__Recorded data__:
________________________________________

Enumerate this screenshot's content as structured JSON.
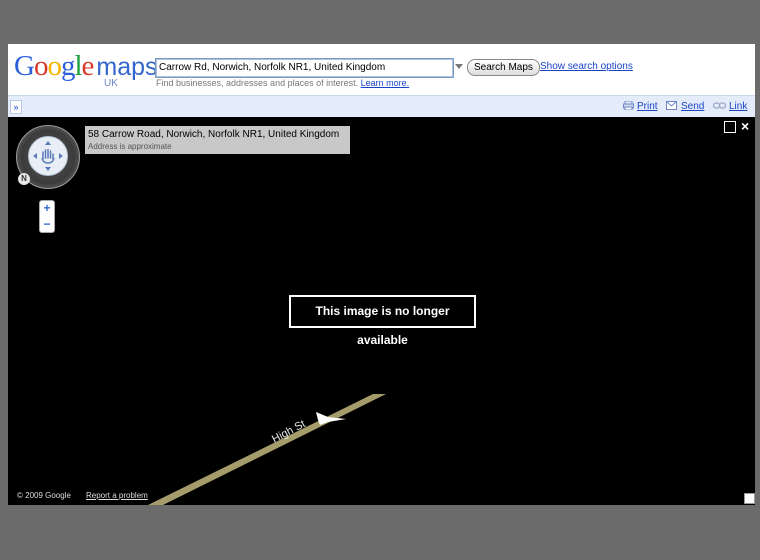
{
  "header": {
    "logo_google": "Google",
    "logo_maps": "maps",
    "logo_region": "UK",
    "search_value": "Carrow Rd, Norwich, Norfolk NR1, United Kingdom",
    "search_button": "Search Maps",
    "search_options": "Show search options",
    "hint": "Find businesses, addresses and places of interest.",
    "learn_more": "Learn more."
  },
  "toolbar": {
    "collapse": "»",
    "print": "Print",
    "send": "Send",
    "link": "Link"
  },
  "map": {
    "address_title": "58 Carrow Road, Norwich, Norfolk NR1, United Kingdom",
    "address_sub": "Address is approximate",
    "unavailable": "This image is no longer available",
    "street_name": "High St",
    "copyright": "© 2009 Google",
    "report": "Report a problem",
    "north": "N",
    "zoom_in": "+",
    "zoom_out": "−",
    "close": "×"
  }
}
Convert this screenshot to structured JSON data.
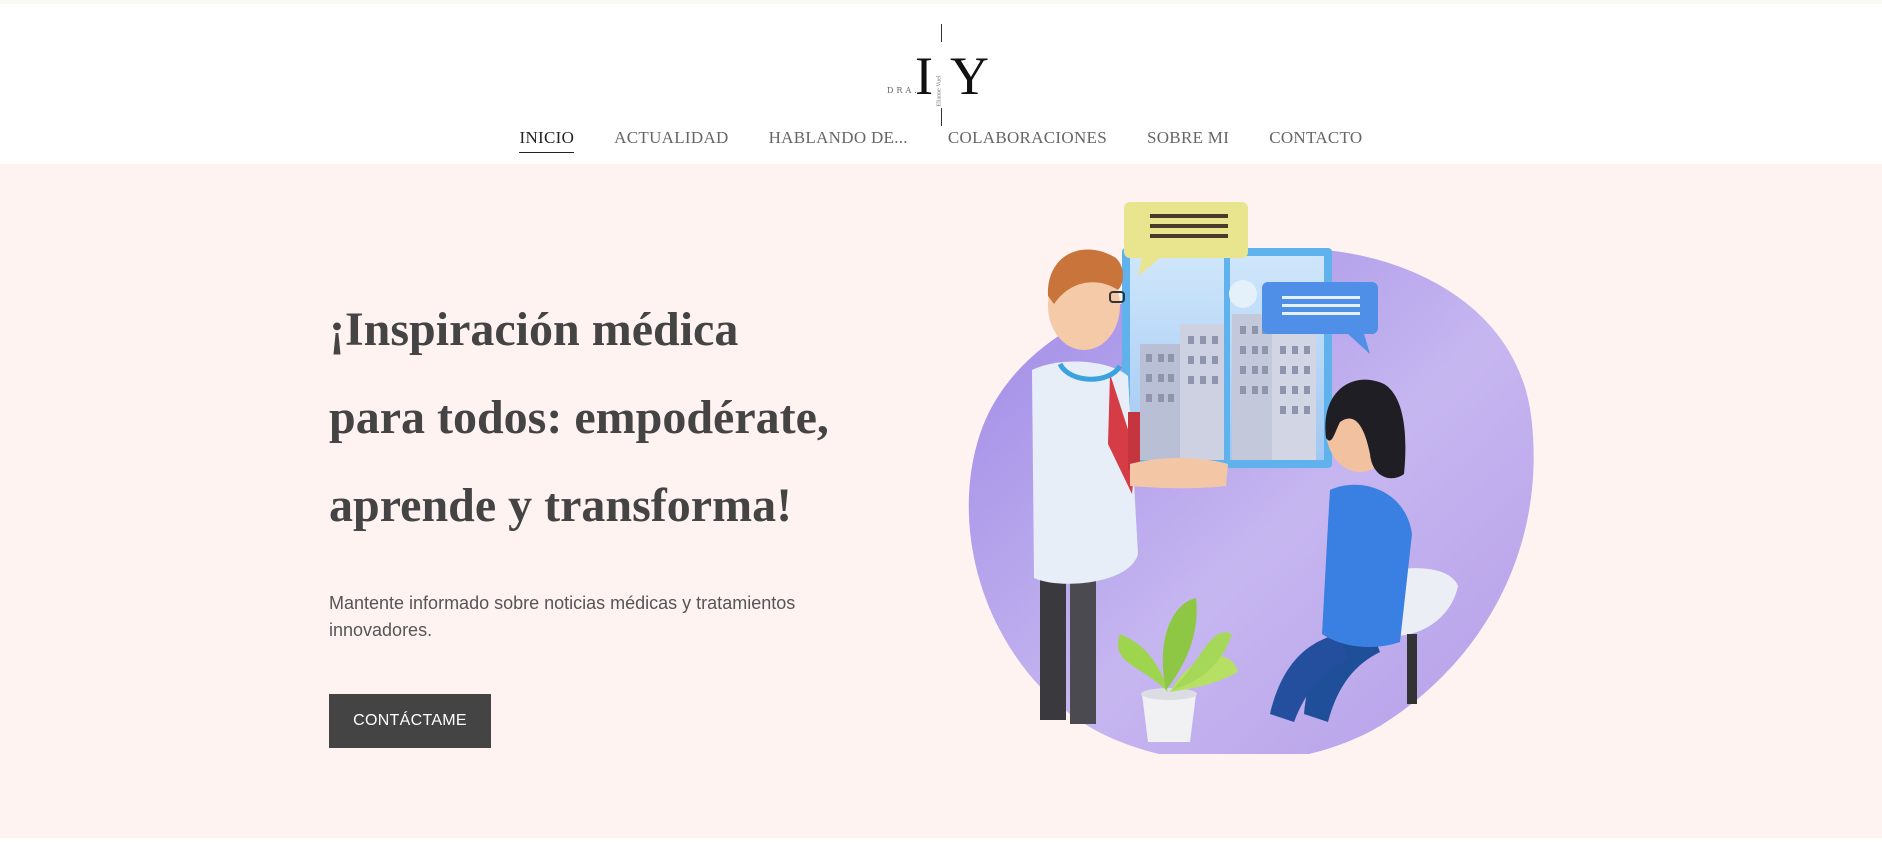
{
  "logo": {
    "prefix": "DRA.",
    "initial_first": "I",
    "initial_last": "Y",
    "vertical_name": "Elianne Vuel",
    "icon": "brand-logo"
  },
  "nav": {
    "items": [
      {
        "label": "INICIO",
        "active": true
      },
      {
        "label": "ACTUALIDAD",
        "active": false
      },
      {
        "label": "HABLANDO DE...",
        "active": false
      },
      {
        "label": "COLABORACIONES",
        "active": false
      },
      {
        "label": "SOBRE MI",
        "active": false
      },
      {
        "label": "CONTACTO",
        "active": false
      }
    ]
  },
  "hero": {
    "title_line1": "¡Inspiración médica",
    "title_line2": "para todos: empodérate,",
    "title_line3": "aprende y transforma!",
    "subtitle": "Mantente informado sobre noticias médicas y tratamientos innovadores.",
    "cta_label": "CONTÁCTAME",
    "illustration": "doctor-consultation-illustration"
  },
  "colors": {
    "hero_bg": "#fff3f2",
    "cta_bg": "#444444",
    "blob": "#b9a6ec",
    "text_dark": "#444444"
  }
}
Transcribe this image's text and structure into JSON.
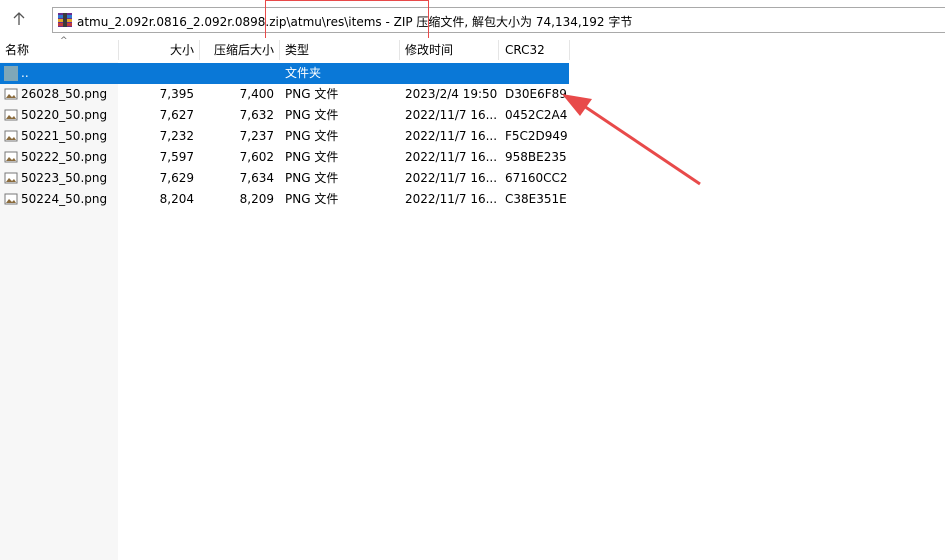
{
  "toolbar": {
    "up_icon": "arrow-up-icon"
  },
  "address": {
    "icon": "winrar-archive-icon",
    "text": "atmu_2.092r.0816_2.092r.0898.zip\\atmu\\res\\items - ZIP 压缩文件, 解包大小为 74,134,192 字节"
  },
  "columns": {
    "name": "名称",
    "size": "大小",
    "packed": "压缩后大小",
    "type": "类型",
    "modified": "修改时间",
    "crc": "CRC32"
  },
  "parent_row": {
    "name": "..",
    "type": "文件夹"
  },
  "rows": [
    {
      "name": "26028_50.png",
      "size": "7,395",
      "packed": "7,400",
      "type": "PNG 文件",
      "modified": "2023/2/4 19:50",
      "crc": "D30E6F89"
    },
    {
      "name": "50220_50.png",
      "size": "7,627",
      "packed": "7,632",
      "type": "PNG 文件",
      "modified": "2022/11/7 16...",
      "crc": "0452C2A4"
    },
    {
      "name": "50221_50.png",
      "size": "7,232",
      "packed": "7,237",
      "type": "PNG 文件",
      "modified": "2022/11/7 16...",
      "crc": "F5C2D949"
    },
    {
      "name": "50222_50.png",
      "size": "7,597",
      "packed": "7,602",
      "type": "PNG 文件",
      "modified": "2022/11/7 16...",
      "crc": "958BE235"
    },
    {
      "name": "50223_50.png",
      "size": "7,629",
      "packed": "7,634",
      "type": "PNG 文件",
      "modified": "2022/11/7 16...",
      "crc": "67160CC2"
    },
    {
      "name": "50224_50.png",
      "size": "8,204",
      "packed": "8,209",
      "type": "PNG 文件",
      "modified": "2022/11/7 16...",
      "crc": "C38E351E"
    }
  ],
  "colors": {
    "selection": "#0a78d7",
    "annotation": "#e84a4a"
  }
}
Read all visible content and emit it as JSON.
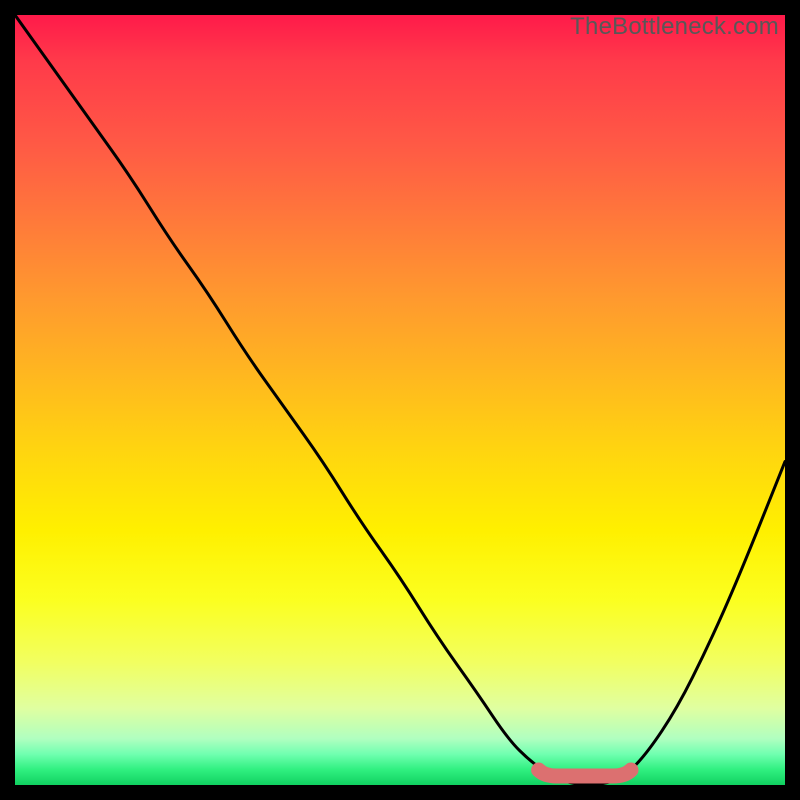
{
  "attribution": "TheBottleneck.com",
  "colors": {
    "curve_stroke": "#000000",
    "notch_fill": "#dc7070",
    "frame": "#000000"
  },
  "chart_data": {
    "type": "line",
    "title": "",
    "xlabel": "",
    "ylabel": "",
    "xlim": [
      0,
      100
    ],
    "ylim": [
      0,
      100
    ],
    "series": [
      {
        "name": "bottleneck-curve",
        "x": [
          0,
          5,
          10,
          15,
          20,
          25,
          30,
          35,
          40,
          45,
          50,
          55,
          60,
          64,
          67,
          70,
          73,
          76,
          79,
          82,
          86,
          90,
          94,
          100
        ],
        "values": [
          100,
          93,
          86,
          79,
          71,
          64,
          56,
          49,
          42,
          34,
          27,
          19,
          12,
          6,
          3,
          1,
          0,
          0,
          1,
          4,
          10,
          18,
          27,
          42
        ]
      }
    ],
    "annotations": [
      {
        "name": "optimal-range",
        "x_start": 68,
        "x_end": 80,
        "y": 0
      }
    ],
    "gradient_stops": [
      {
        "pos": 0,
        "color": "#ff1a4a"
      },
      {
        "pos": 50,
        "color": "#ffd000"
      },
      {
        "pos": 100,
        "color": "#10d060"
      }
    ]
  }
}
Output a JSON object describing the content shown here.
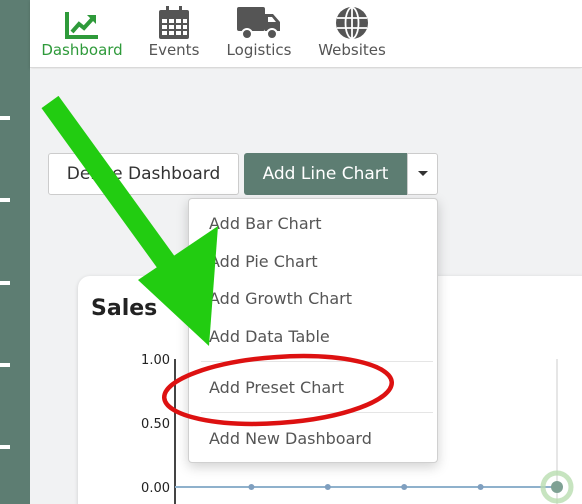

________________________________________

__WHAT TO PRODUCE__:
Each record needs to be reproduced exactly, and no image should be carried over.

__ANSWER TO THIS EXERCISE__:
Enumerate this screenshot's content as structured JSON.
{
  "header": {
    "logo_google": "Google",
    "logo_maps": "maps",
    "logo_region": "UK",
    "search_value": "Carrow Rd, Norwich, Norfolk NR1, United Kingdom",
    "search_button": "Search Maps",
    "search_options": "Show search options",
    "hint": "Find businesses, addresses and places of interest.",
    "learn_more": "Learn more."
  },
  "toolbar": {
    "collapse": "»",
    "print": "Print",
    "send": "Send",
    "link": "Link"
  },
  "map": {
    "address_title": "58 Carrow Road, Norwich, Norfolk NR1, United Kingdom",
    "address_sub": "Address is approximate",
    "unavailable": "This image is no longer available",
    "street_name": "High St",
    "copyright": "© 2009 Google",
    "report": "Report a problem",
    "north": "N",
    "zoom_in": "+",
    "zoom_out": "−",
    "close": "×"
  }
}
Convert this screenshot to structured JSON data.
{
  "logo": {
    "prefix": "DRA.",
    "initial_first": "I",
    "initial_last": "Y",
    "vertical_name": "Elianne Vuel",
    "icon": "brand-logo"
  },
  "nav": {
    "items": [
      {
        "label": "INICIO",
        "active": true
      },
      {
        "label": "ACTUALIDAD",
        "active": false
      },
      {
        "label": "HABLANDO DE...",
        "active": false
      },
      {
        "label": "COLABORACIONES",
        "active": false
      },
      {
        "label": "SOBRE MI",
        "active": false
      },
      {
        "label": "CONTACTO",
        "active": false
      }
    ]
  },
  "hero": {
    "title_line1": "¡Inspiración médica",
    "title_line2": "para todos: empodérate,",
    "title_line3": "aprende y transforma!",
    "subtitle": "Mantente informado sobre noticias médicas y tratamientos innovadores.",
    "cta_label": "CONTÁCTAME",
    "illustration": "doctor-consultation-illustration"
  },
  "colors": {
    "hero_bg": "#fff3f2",
    "cta_bg": "#444444",
    "blob": "#b9a6ec",
    "text_dark": "#444444"
  }
}
Transcribe this image's text and structure into JSON.
{
  "toolbar": {
    "up_icon": "arrow-up-icon"
  },
  "address": {
    "icon": "winrar-archive-icon",
    "text": "atmu_2.092r.0816_2.092r.0898.zip\\atmu\\res\\items - ZIP 压缩文件, 解包大小为 74,134,192 字节"
  },
  "columns": {
    "name": "名称",
    "size": "大小",
    "packed": "压缩后大小",
    "type": "类型",
    "modified": "修改时间",
    "crc": "CRC32"
  },
  "parent_row": {
    "name": "..",
    "type": "文件夹"
  },
  "rows": [
    {
      "name": "26028_50.png",
      "size": "7,395",
      "packed": "7,400",
      "type": "PNG 文件",
      "modified": "2023/2/4 19:50",
      "crc": "D30E6F89"
    },
    {
      "name": "50220_50.png",
      "size": "7,627",
      "packed": "7,632",
      "type": "PNG 文件",
      "modified": "2022/11/7 16...",
      "crc": "0452C2A4"
    },
    {
      "name": "50221_50.png",
      "size": "7,232",
      "packed": "7,237",
      "type": "PNG 文件",
      "modified": "2022/11/7 16...",
      "crc": "F5C2D949"
    },
    {
      "name": "50222_50.png",
      "size": "7,597",
      "packed": "7,602",
      "type": "PNG 文件",
      "modified": "2022/11/7 16...",
      "crc": "958BE235"
    },
    {
      "name": "50223_50.png",
      "size": "7,629",
      "packed": "7,634",
      "type": "PNG 文件",
      "modified": "2022/11/7 16...",
      "crc": "67160CC2"
    },
    {
      "name": "50224_50.png",
      "size": "8,204",
      "packed": "8,209",
      "type": "PNG 文件",
      "modified": "2022/11/7 16...",
      "crc": "C38E351E"
    }
  ],
  "colors": {
    "selection": "#0a78d7",
    "annotation": "#e84a4a"
  }
}
Read all visible content and emit it as JSON.
{
  "attribution": "TheBottleneck.com",
  "colors": {
    "curve_stroke": "#000000",
    "notch_fill": "#dc7070",
    "frame": "#000000"
  },
  "chart_data": {
    "type": "line",
    "title": "",
    "xlabel": "",
    "ylabel": "",
    "xlim": [
      0,
      100
    ],
    "ylim": [
      0,
      100
    ],
    "series": [
      {
        "name": "bottleneck-curve",
        "x": [
          0,
          5,
          10,
          15,
          20,
          25,
          30,
          35,
          40,
          45,
          50,
          55,
          60,
          64,
          67,
          70,
          73,
          76,
          79,
          82,
          86,
          90,
          94,
          100
        ],
        "values": [
          100,
          93,
          86,
          79,
          71,
          64,
          56,
          49,
          42,
          34,
          27,
          19,
          12,
          6,
          3,
          1,
          0,
          0,
          1,
          4,
          10,
          18,
          27,
          42
        ]
      }
    ],
    "annotations": [
      {
        "name": "optimal-range",
        "x_start": 68,
        "x_end": 80,
        "y": 0
      }
    ],
    "gradient_stops": [
      {
        "pos": 0,
        "color": "#ff1a4a"
      },
      {
        "pos": 50,
        "color": "#ffd000"
      },
      {
        "pos": 100,
        "color": "#10d060"
      }
    ]
  }
}
Output a JSON object describing the content shown here.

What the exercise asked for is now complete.